= Task instructions =
Copy whichever lines of the data hold the word "Windows".

#####

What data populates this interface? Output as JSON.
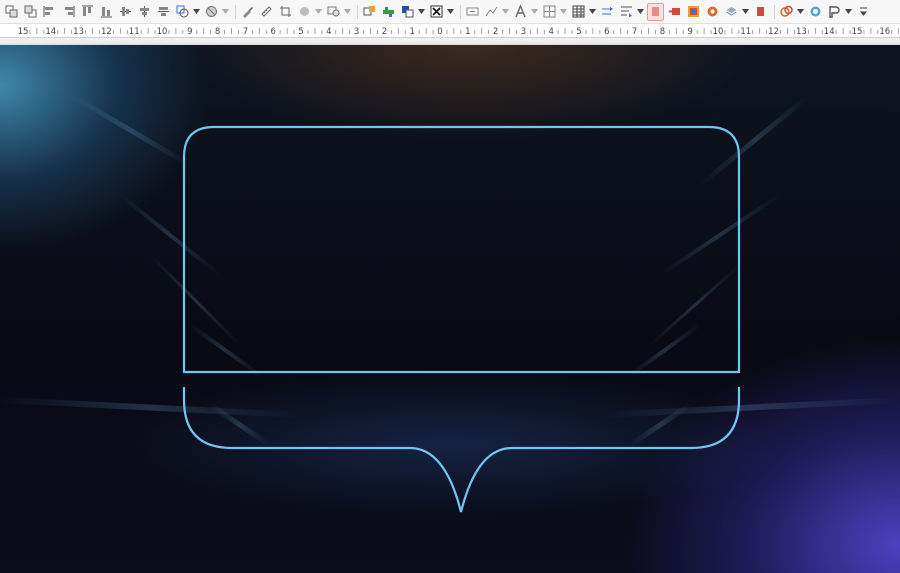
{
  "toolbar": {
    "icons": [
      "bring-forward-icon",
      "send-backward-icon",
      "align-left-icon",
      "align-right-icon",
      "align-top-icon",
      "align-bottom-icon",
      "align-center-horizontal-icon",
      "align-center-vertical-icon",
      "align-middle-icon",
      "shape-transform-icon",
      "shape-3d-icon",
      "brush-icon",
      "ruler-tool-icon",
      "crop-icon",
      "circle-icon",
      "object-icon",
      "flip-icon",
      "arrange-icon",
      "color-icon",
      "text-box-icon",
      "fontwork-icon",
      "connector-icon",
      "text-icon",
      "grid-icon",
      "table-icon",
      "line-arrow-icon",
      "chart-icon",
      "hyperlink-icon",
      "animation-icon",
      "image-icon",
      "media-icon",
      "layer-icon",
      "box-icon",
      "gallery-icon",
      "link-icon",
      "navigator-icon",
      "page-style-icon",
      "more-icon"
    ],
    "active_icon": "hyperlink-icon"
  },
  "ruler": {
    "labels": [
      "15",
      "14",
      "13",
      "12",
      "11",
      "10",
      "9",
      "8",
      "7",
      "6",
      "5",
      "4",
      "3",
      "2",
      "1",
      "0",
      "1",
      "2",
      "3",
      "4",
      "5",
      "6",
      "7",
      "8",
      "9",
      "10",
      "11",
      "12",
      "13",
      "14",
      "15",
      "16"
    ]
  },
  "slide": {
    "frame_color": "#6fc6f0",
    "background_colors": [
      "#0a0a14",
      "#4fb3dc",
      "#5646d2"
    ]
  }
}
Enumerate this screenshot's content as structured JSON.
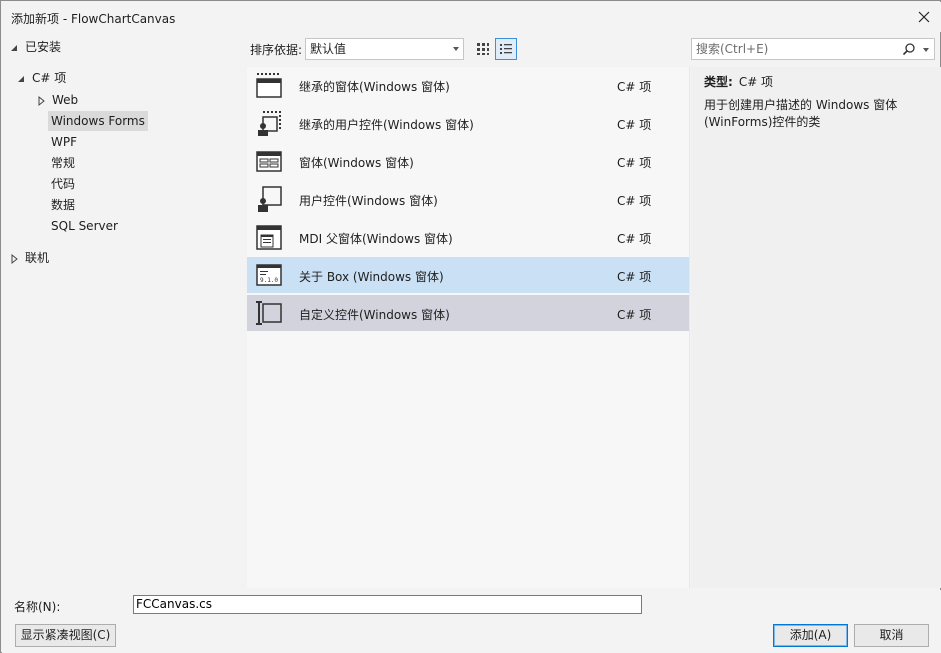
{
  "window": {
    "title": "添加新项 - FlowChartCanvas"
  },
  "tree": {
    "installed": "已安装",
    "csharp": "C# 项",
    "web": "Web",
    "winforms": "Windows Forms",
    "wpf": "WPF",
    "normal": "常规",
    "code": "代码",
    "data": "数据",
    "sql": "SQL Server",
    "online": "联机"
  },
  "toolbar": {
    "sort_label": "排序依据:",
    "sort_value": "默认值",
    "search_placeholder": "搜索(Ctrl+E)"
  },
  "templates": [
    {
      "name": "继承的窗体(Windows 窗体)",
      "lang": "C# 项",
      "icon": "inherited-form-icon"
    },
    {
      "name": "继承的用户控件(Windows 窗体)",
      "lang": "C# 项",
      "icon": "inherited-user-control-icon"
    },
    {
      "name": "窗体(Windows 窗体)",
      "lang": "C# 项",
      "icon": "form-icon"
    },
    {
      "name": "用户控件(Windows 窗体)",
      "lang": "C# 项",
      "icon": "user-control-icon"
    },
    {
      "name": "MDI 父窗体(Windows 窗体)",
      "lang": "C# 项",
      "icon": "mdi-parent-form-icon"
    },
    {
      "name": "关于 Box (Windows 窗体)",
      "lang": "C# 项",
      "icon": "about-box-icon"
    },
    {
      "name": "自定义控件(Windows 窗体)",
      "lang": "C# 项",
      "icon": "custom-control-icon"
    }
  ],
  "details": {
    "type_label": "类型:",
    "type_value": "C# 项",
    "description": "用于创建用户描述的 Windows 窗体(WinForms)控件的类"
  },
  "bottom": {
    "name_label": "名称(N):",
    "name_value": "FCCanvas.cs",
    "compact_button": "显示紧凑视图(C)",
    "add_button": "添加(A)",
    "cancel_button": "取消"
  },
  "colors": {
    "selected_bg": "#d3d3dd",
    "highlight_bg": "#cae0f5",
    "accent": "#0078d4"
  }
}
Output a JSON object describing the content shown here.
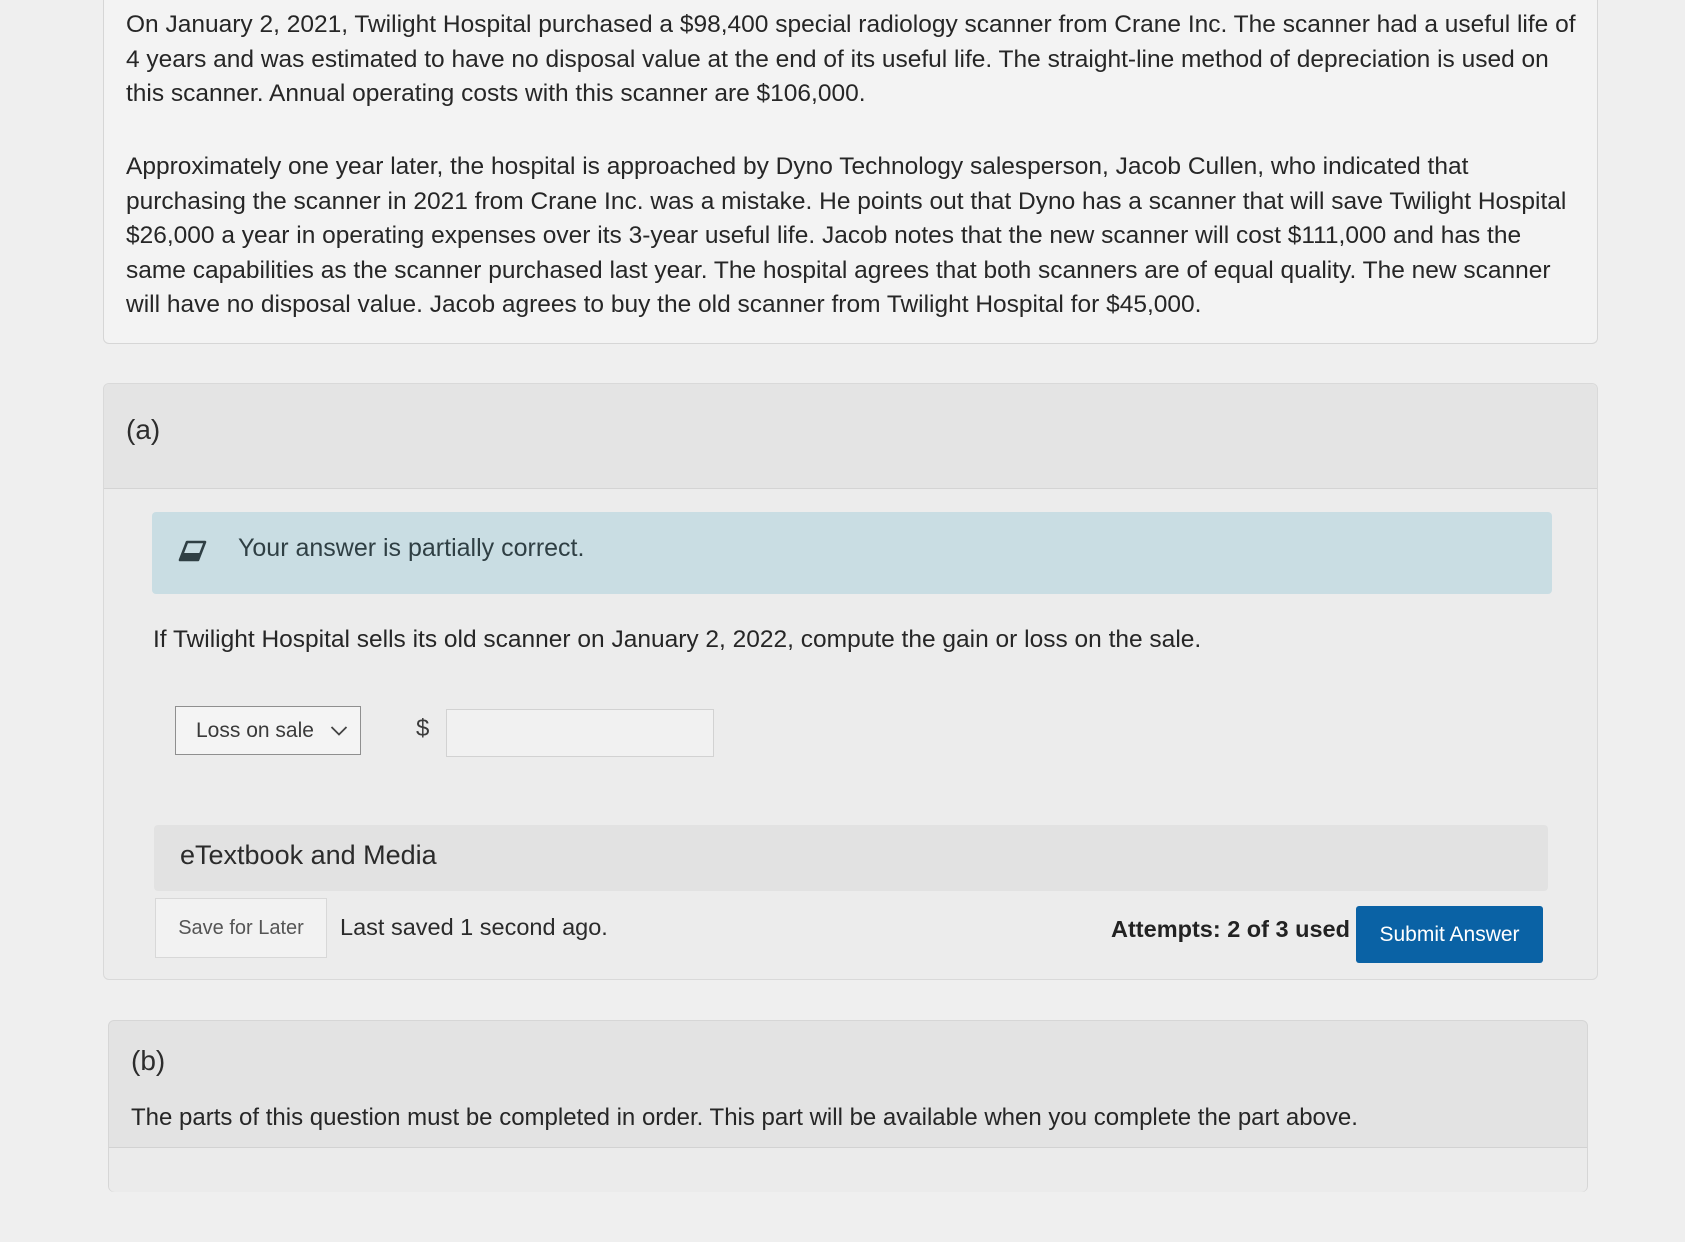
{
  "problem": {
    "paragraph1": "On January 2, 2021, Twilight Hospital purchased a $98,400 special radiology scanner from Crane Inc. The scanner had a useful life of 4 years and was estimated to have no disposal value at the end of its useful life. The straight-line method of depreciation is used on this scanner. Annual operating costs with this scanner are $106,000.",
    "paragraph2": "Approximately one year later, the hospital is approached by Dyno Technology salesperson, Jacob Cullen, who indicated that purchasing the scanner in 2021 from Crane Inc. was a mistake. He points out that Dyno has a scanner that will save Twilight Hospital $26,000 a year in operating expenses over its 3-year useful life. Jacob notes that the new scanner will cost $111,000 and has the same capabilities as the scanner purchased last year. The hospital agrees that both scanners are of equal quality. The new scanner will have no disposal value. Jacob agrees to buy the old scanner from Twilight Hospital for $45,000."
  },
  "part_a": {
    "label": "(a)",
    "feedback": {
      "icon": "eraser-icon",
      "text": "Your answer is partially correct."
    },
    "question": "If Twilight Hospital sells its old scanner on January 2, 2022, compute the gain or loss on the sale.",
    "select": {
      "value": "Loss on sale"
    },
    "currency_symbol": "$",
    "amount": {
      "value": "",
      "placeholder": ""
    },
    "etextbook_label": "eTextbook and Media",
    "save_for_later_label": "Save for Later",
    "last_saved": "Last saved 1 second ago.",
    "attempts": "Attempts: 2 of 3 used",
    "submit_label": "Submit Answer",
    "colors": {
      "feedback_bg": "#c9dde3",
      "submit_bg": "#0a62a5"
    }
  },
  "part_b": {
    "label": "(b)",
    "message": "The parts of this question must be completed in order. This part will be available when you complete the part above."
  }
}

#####

= Completed task =
    "winforms": "Windows Forms",
      "name": "继承的窗体(Windows 窗体)",
      "name": "继承的用户控件(Windows 窗体)",
      "name": "窗体(Windows 窗体)",
      "name": "用户控件(Windows 窗体)",
      "name": "MDI 父窗体(Windows 窗体)",
      "name": "关于 Box (Windows 窗体)",
      "name": "自定义控件(Windows 窗体)",
    "description": "用于创建用户描述的 Windows 窗体(WinForms)控件的类"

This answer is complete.